**Excerpted data**
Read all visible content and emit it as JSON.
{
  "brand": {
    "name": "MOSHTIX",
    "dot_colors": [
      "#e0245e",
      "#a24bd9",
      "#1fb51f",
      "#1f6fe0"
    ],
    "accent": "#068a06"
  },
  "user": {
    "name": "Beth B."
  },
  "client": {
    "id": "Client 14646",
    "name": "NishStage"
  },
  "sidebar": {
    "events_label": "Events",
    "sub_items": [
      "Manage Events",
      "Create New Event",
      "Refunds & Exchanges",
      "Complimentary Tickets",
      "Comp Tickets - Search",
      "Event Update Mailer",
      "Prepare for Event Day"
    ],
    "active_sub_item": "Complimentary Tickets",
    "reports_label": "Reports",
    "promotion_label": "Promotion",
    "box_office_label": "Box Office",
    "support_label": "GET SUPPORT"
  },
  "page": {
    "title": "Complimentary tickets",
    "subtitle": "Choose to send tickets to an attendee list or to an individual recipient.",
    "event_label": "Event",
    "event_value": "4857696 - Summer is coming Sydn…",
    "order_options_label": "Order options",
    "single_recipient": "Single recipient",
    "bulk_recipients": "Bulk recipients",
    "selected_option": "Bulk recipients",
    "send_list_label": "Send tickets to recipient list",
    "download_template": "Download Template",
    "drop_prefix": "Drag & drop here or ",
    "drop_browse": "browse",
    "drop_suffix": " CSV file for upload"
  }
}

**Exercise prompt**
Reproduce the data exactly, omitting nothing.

**Problem solution**
Read all visible content and emit it as JSON.
{
  "brand": {
    "name": "MOSHTIX",
    "dot_colors": [
      "#e0245e",
      "#a24bd9",
      "#1fb51f",
      "#1f6fe0"
    ],
    "accent": "#068a06"
  },
  "user": {
    "name": "Beth B."
  },
  "client": {
    "id": "Client 14646",
    "name": "NishStage"
  },
  "sidebar": {
    "events_label": "Events",
    "sub_items": [
      "Manage Events",
      "Create New Event",
      "Refunds & Exchanges",
      "Complimentary Tickets",
      "Comp Tickets - Search",
      "Event Update Mailer",
      "Prepare for Event Day"
    ],
    "active_sub_item": "Complimentary Tickets",
    "reports_label": "Reports",
    "promotion_label": "Promotion",
    "box_office_label": "Box Office",
    "support_label": "GET SUPPORT"
  },
  "page": {
    "title": "Complimentary tickets",
    "subtitle": "Choose to send tickets to an attendee list or to an individual recipient.",
    "event_label": "Event",
    "event_value": "4857696 - Summer is coming Sydn…",
    "order_options_label": "Order options",
    "single_recipient": "Single recipient",
    "bulk_recipients": "Bulk recipients",
    "selected_option": "Bulk recipients",
    "send_list_label": "Send tickets to recipient list",
    "download_template": "Download Template",
    "drop_prefix": "Drag & drop here or ",
    "drop_browse": "browse",
    "drop_suffix": " CSV file for upload"
  }
}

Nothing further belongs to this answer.